» **INSTRUCTIONS TO FOLLOW**
Reproduce the entries that follow verbatim, down to the final line.

» **THE DATA**
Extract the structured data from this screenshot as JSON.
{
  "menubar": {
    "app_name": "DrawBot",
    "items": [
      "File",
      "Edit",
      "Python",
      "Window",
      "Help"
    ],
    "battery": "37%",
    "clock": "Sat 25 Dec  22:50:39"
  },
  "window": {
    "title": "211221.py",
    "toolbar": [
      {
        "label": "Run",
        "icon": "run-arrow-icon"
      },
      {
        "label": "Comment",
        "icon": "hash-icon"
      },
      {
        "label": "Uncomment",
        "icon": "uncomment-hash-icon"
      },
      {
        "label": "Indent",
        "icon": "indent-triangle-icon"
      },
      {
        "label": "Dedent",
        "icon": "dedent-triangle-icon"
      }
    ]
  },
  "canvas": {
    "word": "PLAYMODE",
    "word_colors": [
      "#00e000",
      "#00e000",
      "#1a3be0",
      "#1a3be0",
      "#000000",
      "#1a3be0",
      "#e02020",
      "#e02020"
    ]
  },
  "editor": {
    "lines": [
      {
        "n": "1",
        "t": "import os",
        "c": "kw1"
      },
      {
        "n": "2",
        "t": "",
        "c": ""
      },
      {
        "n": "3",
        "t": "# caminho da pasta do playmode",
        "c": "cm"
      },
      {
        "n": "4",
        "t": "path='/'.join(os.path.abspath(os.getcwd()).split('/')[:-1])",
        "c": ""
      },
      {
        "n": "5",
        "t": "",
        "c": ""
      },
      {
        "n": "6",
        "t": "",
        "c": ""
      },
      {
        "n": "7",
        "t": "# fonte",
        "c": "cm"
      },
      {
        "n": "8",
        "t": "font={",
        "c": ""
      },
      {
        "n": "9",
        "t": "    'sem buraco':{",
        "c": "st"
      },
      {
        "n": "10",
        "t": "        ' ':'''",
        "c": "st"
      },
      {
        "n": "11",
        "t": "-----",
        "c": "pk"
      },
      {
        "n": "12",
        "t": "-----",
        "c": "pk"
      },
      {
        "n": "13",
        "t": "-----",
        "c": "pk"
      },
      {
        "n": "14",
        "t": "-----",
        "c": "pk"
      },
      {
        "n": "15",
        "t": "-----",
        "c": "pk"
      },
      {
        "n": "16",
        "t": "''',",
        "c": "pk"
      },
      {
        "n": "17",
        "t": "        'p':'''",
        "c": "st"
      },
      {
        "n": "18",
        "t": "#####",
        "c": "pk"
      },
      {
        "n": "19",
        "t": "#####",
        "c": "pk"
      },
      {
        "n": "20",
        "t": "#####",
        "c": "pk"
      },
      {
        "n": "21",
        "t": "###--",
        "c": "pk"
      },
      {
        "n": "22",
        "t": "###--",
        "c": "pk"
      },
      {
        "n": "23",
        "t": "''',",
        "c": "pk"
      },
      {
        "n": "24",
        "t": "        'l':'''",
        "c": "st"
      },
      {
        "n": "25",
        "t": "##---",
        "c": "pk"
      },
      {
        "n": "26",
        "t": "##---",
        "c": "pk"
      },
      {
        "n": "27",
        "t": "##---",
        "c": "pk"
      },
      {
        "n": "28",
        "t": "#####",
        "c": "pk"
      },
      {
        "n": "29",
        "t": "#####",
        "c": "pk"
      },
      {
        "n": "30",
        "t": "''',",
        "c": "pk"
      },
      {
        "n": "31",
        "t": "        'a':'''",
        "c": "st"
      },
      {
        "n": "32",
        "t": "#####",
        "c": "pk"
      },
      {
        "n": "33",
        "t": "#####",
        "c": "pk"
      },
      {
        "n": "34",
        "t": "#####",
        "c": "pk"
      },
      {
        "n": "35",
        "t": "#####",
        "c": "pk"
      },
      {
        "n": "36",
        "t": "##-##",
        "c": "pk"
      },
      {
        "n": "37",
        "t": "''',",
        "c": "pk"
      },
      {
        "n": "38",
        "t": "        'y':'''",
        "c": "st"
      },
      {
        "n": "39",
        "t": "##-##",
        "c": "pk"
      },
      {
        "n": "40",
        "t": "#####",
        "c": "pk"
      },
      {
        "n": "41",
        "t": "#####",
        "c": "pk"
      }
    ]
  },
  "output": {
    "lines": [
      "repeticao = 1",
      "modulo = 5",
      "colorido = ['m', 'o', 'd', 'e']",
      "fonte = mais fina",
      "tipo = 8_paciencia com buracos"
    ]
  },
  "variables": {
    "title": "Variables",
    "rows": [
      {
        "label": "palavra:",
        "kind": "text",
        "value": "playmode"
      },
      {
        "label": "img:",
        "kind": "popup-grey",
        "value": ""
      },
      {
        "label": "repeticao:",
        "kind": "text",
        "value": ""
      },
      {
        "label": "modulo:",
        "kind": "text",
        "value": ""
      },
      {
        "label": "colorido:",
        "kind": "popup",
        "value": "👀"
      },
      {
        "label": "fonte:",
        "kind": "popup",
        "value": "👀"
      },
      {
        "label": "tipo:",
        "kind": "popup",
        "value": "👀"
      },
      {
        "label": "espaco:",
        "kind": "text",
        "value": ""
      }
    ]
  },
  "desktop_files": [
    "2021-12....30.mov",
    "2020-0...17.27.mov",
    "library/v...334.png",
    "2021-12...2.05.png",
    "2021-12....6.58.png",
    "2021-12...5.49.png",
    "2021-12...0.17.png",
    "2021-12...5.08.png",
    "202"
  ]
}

» **ANSWER TO THIS EXERCISE**
Extract the structured data from this screenshot as JSON.
{
  "menubar": {
    "app_name": "DrawBot",
    "items": [
      "File",
      "Edit",
      "Python",
      "Window",
      "Help"
    ],
    "battery": "37%",
    "clock": "Sat 25 Dec  22:50:39"
  },
  "window": {
    "title": "211221.py",
    "toolbar": [
      {
        "label": "Run",
        "icon": "run-arrow-icon"
      },
      {
        "label": "Comment",
        "icon": "hash-icon"
      },
      {
        "label": "Uncomment",
        "icon": "uncomment-hash-icon"
      },
      {
        "label": "Indent",
        "icon": "indent-triangle-icon"
      },
      {
        "label": "Dedent",
        "icon": "dedent-triangle-icon"
      }
    ]
  },
  "canvas": {
    "word": "PLAYMODE",
    "word_colors": [
      "#00e000",
      "#00e000",
      "#1a3be0",
      "#1a3be0",
      "#000000",
      "#1a3be0",
      "#e02020",
      "#e02020"
    ]
  },
  "editor": {
    "lines": [
      {
        "n": "1",
        "t": "import os",
        "c": "kw1"
      },
      {
        "n": "2",
        "t": "",
        "c": ""
      },
      {
        "n": "3",
        "t": "# caminho da pasta do playmode",
        "c": "cm"
      },
      {
        "n": "4",
        "t": "path='/'.join(os.path.abspath(os.getcwd()).split('/')[:-1])",
        "c": ""
      },
      {
        "n": "5",
        "t": "",
        "c": ""
      },
      {
        "n": "6",
        "t": "",
        "c": ""
      },
      {
        "n": "7",
        "t": "# fonte",
        "c": "cm"
      },
      {
        "n": "8",
        "t": "font={",
        "c": ""
      },
      {
        "n": "9",
        "t": "    'sem buraco':{",
        "c": "st"
      },
      {
        "n": "10",
        "t": "        ' ':'''",
        "c": "st"
      },
      {
        "n": "11",
        "t": "-----",
        "c": "pk"
      },
      {
        "n": "12",
        "t": "-----",
        "c": "pk"
      },
      {
        "n": "13",
        "t": "-----",
        "c": "pk"
      },
      {
        "n": "14",
        "t": "-----",
        "c": "pk"
      },
      {
        "n": "15",
        "t": "-----",
        "c": "pk"
      },
      {
        "n": "16",
        "t": "''',",
        "c": "pk"
      },
      {
        "n": "17",
        "t": "        'p':'''",
        "c": "st"
      },
      {
        "n": "18",
        "t": "#####",
        "c": "pk"
      },
      {
        "n": "19",
        "t": "#####",
        "c": "pk"
      },
      {
        "n": "20",
        "t": "#####",
        "c": "pk"
      },
      {
        "n": "21",
        "t": "###--",
        "c": "pk"
      },
      {
        "n": "22",
        "t": "###--",
        "c": "pk"
      },
      {
        "n": "23",
        "t": "''',",
        "c": "pk"
      },
      {
        "n": "24",
        "t": "        'l':'''",
        "c": "st"
      },
      {
        "n": "25",
        "t": "##---",
        "c": "pk"
      },
      {
        "n": "26",
        "t": "##---",
        "c": "pk"
      },
      {
        "n": "27",
        "t": "##---",
        "c": "pk"
      },
      {
        "n": "28",
        "t": "#####",
        "c": "pk"
      },
      {
        "n": "29",
        "t": "#####",
        "c": "pk"
      },
      {
        "n": "30",
        "t": "''',",
        "c": "pk"
      },
      {
        "n": "31",
        "t": "        'a':'''",
        "c": "st"
      },
      {
        "n": "32",
        "t": "#####",
        "c": "pk"
      },
      {
        "n": "33",
        "t": "#####",
        "c": "pk"
      },
      {
        "n": "34",
        "t": "#####",
        "c": "pk"
      },
      {
        "n": "35",
        "t": "#####",
        "c": "pk"
      },
      {
        "n": "36",
        "t": "##-##",
        "c": "pk"
      },
      {
        "n": "37",
        "t": "''',",
        "c": "pk"
      },
      {
        "n": "38",
        "t": "        'y':'''",
        "c": "st"
      },
      {
        "n": "39",
        "t": "##-##",
        "c": "pk"
      },
      {
        "n": "40",
        "t": "#####",
        "c": "pk"
      },
      {
        "n": "41",
        "t": "#####",
        "c": "pk"
      }
    ]
  },
  "output": {
    "lines": [
      "repeticao = 1",
      "modulo = 5",
      "colorido = ['m', 'o', 'd', 'e']",
      "fonte = mais fina",
      "tipo = 8_paciencia com buracos"
    ]
  },
  "variables": {
    "title": "Variables",
    "rows": [
      {
        "label": "palavra:",
        "kind": "text",
        "value": "playmode"
      },
      {
        "label": "img:",
        "kind": "popup-grey",
        "value": ""
      },
      {
        "label": "repeticao:",
        "kind": "text",
        "value": ""
      },
      {
        "label": "modulo:",
        "kind": "text",
        "value": ""
      },
      {
        "label": "colorido:",
        "kind": "popup",
        "value": "👀"
      },
      {
        "label": "fonte:",
        "kind": "popup",
        "value": "👀"
      },
      {
        "label": "tipo:",
        "kind": "popup",
        "value": "👀"
      },
      {
        "label": "espaco:",
        "kind": "text",
        "value": ""
      }
    ]
  },
  "desktop_files": [
    "2021-12....30.mov",
    "2020-0...17.27.mov",
    "library/v...334.png",
    "2021-12...2.05.png",
    "2021-12....6.58.png",
    "2021-12...5.49.png",
    "2021-12...0.17.png",
    "2021-12...5.08.png",
    "202"
  ]
}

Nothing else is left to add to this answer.